Business migrants will face tougher requirements under changes to investment visas that have so far drawn in at least $12 billion from mostly Chinese nationals.
The existing nine different business and investment visas will be cut back to four with various thresholds of required investment adjusted.
Acting Immigration Minister Alan Tudge said the changes would protect Australia’s interests.
“These changes will maximise the economic contribution of these high value investors to get the best possible outcome for Australians,” Mr Tudge said in a statement to The Australian Financial Review.
“Our Migration Program for 2020-21 is clearly focused on job creators, those with key skills and migrants who are going to invest in Australia’s future.”
The Business Innovation visa, which allows migrants to operate a new or existing business in Australia, will remain but applicants will now be required to hold business assets of $1.25 million, up from $800,000.
It will now also require the business to have an annual turnover of $750,000, up from $500,000 to better “prove their business acumen”.
“The requirements for Business Innovation visa holders will be increased to ensure the program is attracting migrants with proven business skills,” Mr Tudge said.
The Premium Investor visa, which required migrants to invest at least $15 million in Australian investments and then apply for permanent residency, will be closed to new applicants in July next year.
The Significant Business History and Venture Capital Entrepreneur visas will also be closed to new applicants from July 1 next year.
The overall program will be simplified into four visa streams: Business Innovation, Entrepreneur, Investor, and Significant Investor.
Some visas will have easier thresholds, such as the entrepreneur visa applicants whose existing $200,000 funding threshold will be scrapped. Applicants will still need to be endorsed by a state or territory government however.
The changes to different visas and the government’s planning allocations will still mean that the number of places available in the overall business and investment visa program will double from 6862 in 2019-20 to 13,500 places for 2020-2021.
Part of this increase is influenced by the hit to migrations levels from COVID restrictions. The October federal budget outlined the largest hit to population growth in more than a century and with international borders not set to be opened until next year some of the available place numbers are naturally higher because of lower intakes in other programs.
The thresholds for visas, established under the Gillard government in 2012, allow migrants to live and work in Australia with a pathway to
permanent residency for each category.
Demand for the visas had been exceeding supply before COVID-19, leading to a review by the Department of Home Affairs which finished in February this year.

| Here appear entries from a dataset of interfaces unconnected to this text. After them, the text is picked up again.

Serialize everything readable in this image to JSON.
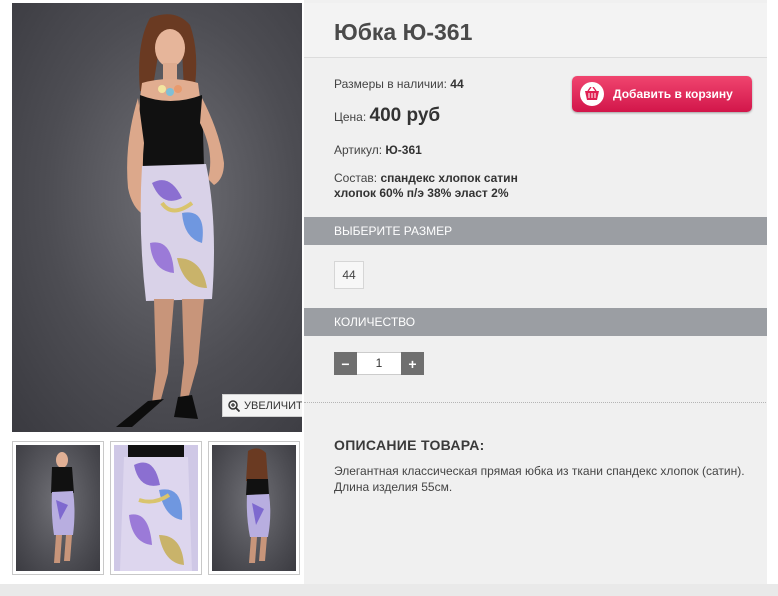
{
  "product": {
    "title": "Юбка Ю-361",
    "sizes_label": "Размеры в наличии:",
    "sizes_value": "44",
    "price_label": "Цена:",
    "price_value": "400 руб",
    "article_label": "Артикул:",
    "article_value": "Ю-361",
    "composition_label": "Состав:",
    "composition_line1": "спандекс хлопок сатин",
    "composition_line2": "хлопок 60% п/э 38% эласт 2%"
  },
  "cart_button": {
    "label": "Добавить в корзину",
    "icon": "basket-icon"
  },
  "zoom_button": {
    "label": "УВЕЛИЧИТЬ",
    "icon": "zoom-in-icon"
  },
  "size_section": {
    "heading": "ВЫБЕРИТЕ РАЗМЕР",
    "options": [
      "44"
    ]
  },
  "quantity_section": {
    "heading": "КОЛИЧЕСТВО",
    "minus": "−",
    "value": "1",
    "plus": "+"
  },
  "description": {
    "heading": "ОПИСАНИЕ ТОВАРА:",
    "text": "Элегантная классическая прямая юбка из ткани спандекс хлопок (сатин). Длина изделия 55см."
  },
  "colors": {
    "cart": "#e01f52",
    "section": "#9b9ea3",
    "qty_btn": "#6f6f6f"
  }
}
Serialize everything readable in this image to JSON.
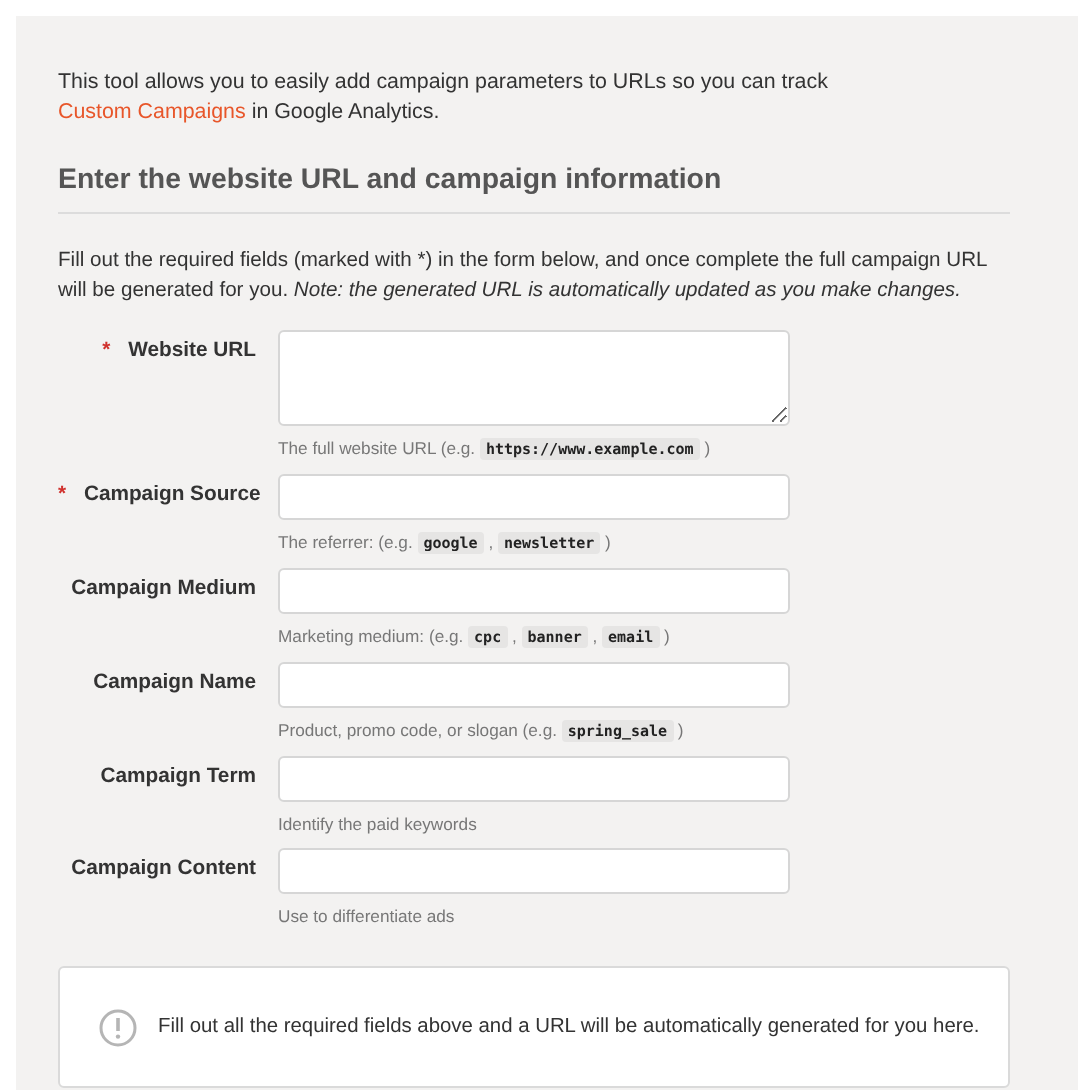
{
  "intro": {
    "before": "This tool allows you to easily add campaign parameters to URLs so you can track ",
    "link": "Custom Campaigns",
    "after": " in Google Analytics."
  },
  "heading": "Enter the website URL and campaign information",
  "instructions": "Fill out the required fields (marked with *) in the form below, and once complete the full campaign URL will be generated for you. *Note: the generated URL is automatically updated as you make changes.*",
  "fields": [
    {
      "label": "Website URL",
      "required": true,
      "kind": "textarea",
      "hint": [
        {
          "kind": "text",
          "text": "The full website URL (e.g. "
        },
        {
          "kind": "code",
          "text": "https://www.example.com"
        },
        {
          "kind": "text",
          "text": " )"
        }
      ]
    },
    {
      "label": "Campaign Source",
      "required": true,
      "kind": "input",
      "hint": [
        {
          "kind": "text",
          "text": "The referrer: (e.g. "
        },
        {
          "kind": "code",
          "text": "google"
        },
        {
          "kind": "text",
          "text": " , "
        },
        {
          "kind": "code",
          "text": "newsletter"
        },
        {
          "kind": "text",
          "text": " )"
        }
      ]
    },
    {
      "label": "Campaign Medium",
      "required": false,
      "kind": "input",
      "hint": [
        {
          "kind": "text",
          "text": "Marketing medium: (e.g. "
        },
        {
          "kind": "code",
          "text": "cpc"
        },
        {
          "kind": "text",
          "text": " , "
        },
        {
          "kind": "code",
          "text": "banner"
        },
        {
          "kind": "text",
          "text": " , "
        },
        {
          "kind": "code",
          "text": "email"
        },
        {
          "kind": "text",
          "text": " )"
        }
      ]
    },
    {
      "label": "Campaign Name",
      "required": false,
      "kind": "input",
      "hint": [
        {
          "kind": "text",
          "text": "Product, promo code, or slogan (e.g. "
        },
        {
          "kind": "code",
          "text": "spring_sale"
        },
        {
          "kind": "text",
          "text": " )"
        }
      ]
    },
    {
      "label": "Campaign Term",
      "required": false,
      "kind": "input",
      "hint": [
        {
          "kind": "text",
          "text": "Identify the paid keywords"
        }
      ]
    },
    {
      "label": "Campaign Content",
      "required": false,
      "kind": "input",
      "hint": [
        {
          "kind": "text",
          "text": "Use to differentiate ads"
        }
      ]
    }
  ],
  "required_mark": "*",
  "notice": "Fill out all the required fields above and a URL will be automatically generated for you here."
}
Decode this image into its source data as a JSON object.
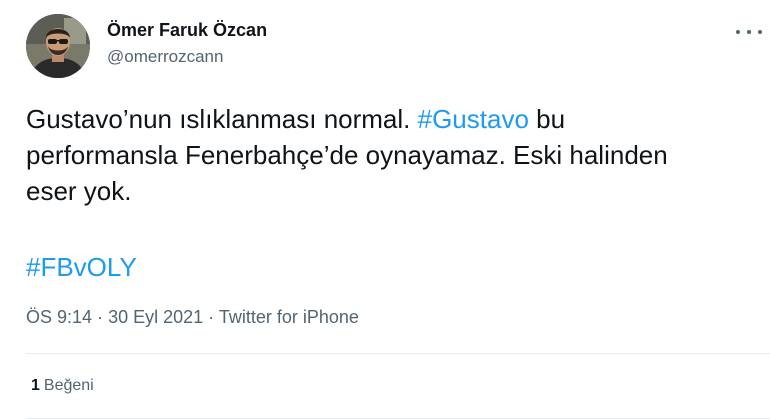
{
  "author": {
    "name": "Ömer Faruk Özcan",
    "handle": "@omerrozcann",
    "avatar_icon": "profile-photo"
  },
  "more_icon": "ellipsis-icon",
  "tweet": {
    "line1_pre": "Gustavo’nun ıslıklanması normal. ",
    "line1_hashtag": "#Gustavo",
    "line1_post": " bu",
    "line2": "performansla Fenerbahçe’de oynayamaz. Eski halinden",
    "line3": "eser yok.",
    "hashtag2": "#FBvOLY"
  },
  "meta": {
    "time": "ÖS 9:14",
    "date": "30 Eyl 2021",
    "source": "Twitter for iPhone",
    "separator": "·"
  },
  "engagement": {
    "likes_count": "1",
    "likes_label": "Beğeni"
  },
  "colors": {
    "link": "#1d9bf0",
    "text": "#0f1419",
    "secondary": "#536471",
    "divider": "#e7ebee"
  }
}
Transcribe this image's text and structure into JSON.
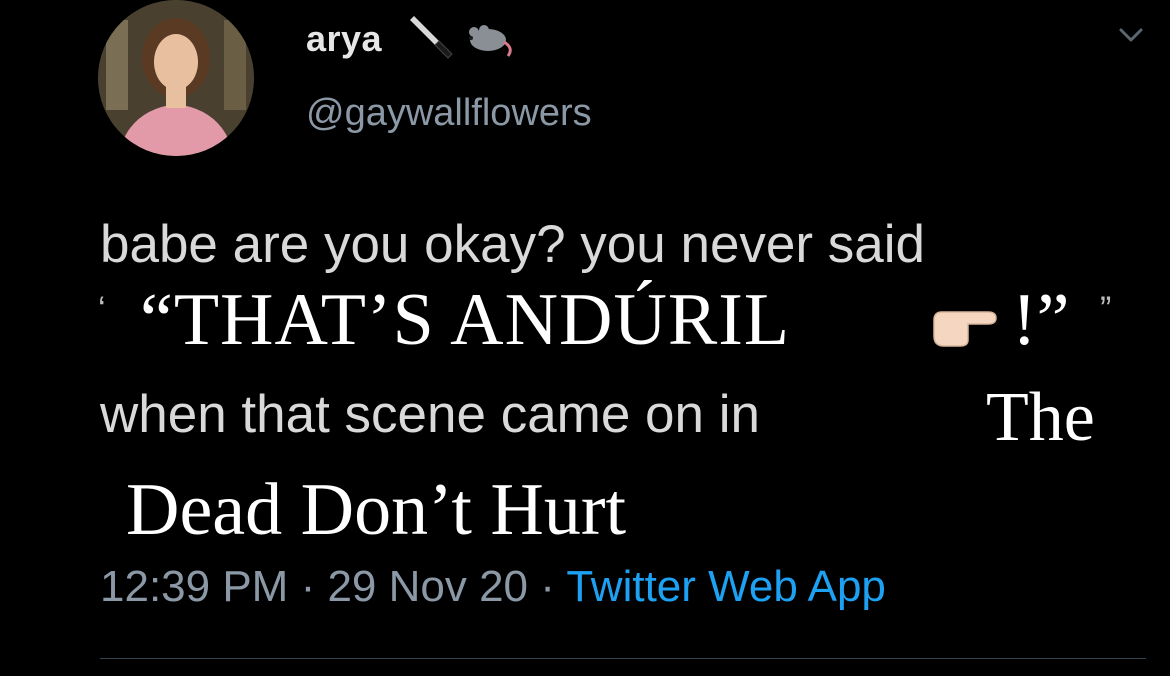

Demand for ‘golden ticket’ rising
The so-called “golden ticket” Significant Investor Visa (SIV), which requires at least $5 million in Australian investments in exchange for a permanent visa, will remain in place under the latest changes.
Last financial year 135 SIVs were granted out of an overall pool of more than 4420 business and investment visas on offer. Of the 135 SIVs granted, just under 90 per cent were to Chinese.
Publicly available immigration data shows that since 2012, more than 2349 significant investment visas have been granted, resulting in about $11.7 billion worth of investment in Australia’s economy, making up the vast proportion of the money invested under the overall business and investment visa program.
Data for the entire business and investment visa program is not publicly available.
There have been no changes to investment thresholds for the SIV but they could face changes in the new year.
“Any changes to the framework will be announced in the early half of next year, with sufficient time for businesses and investors to adjust,” the Minister’s statement said.
Demand from Chinese for the visa has been rising in the past few years from 312 millionaires in the 2018 financial year to 384 in 2019 and 383 in the COVID-hit financial year of 2020.
The government said it would also be consulting widely with industry to inform any further changes to what qualifies as a complying investment.
Earlier changes to the SIV have included the exclusion of bonds as an investment type that applicants can house their investment. They also forced part of the $5 million into venture capital and small-cap equities funds.
The last big changes to the SIV rules in 2015 were introduced by the then minister for trade and investment Andrew Robb and forced at least $500,000 to be invested in venture capital or funds investing in start-up and small private companies.
The government has allowed Business Innovation and Significant Investor Visa holders to continue to be able to extend their provisional visas if they do not meet the business and residence thresholds in the required time frame.
Currently, Significant Investor provisional visa holders can apply for two two-year extensions provided they continue to maintain their complying significant investment.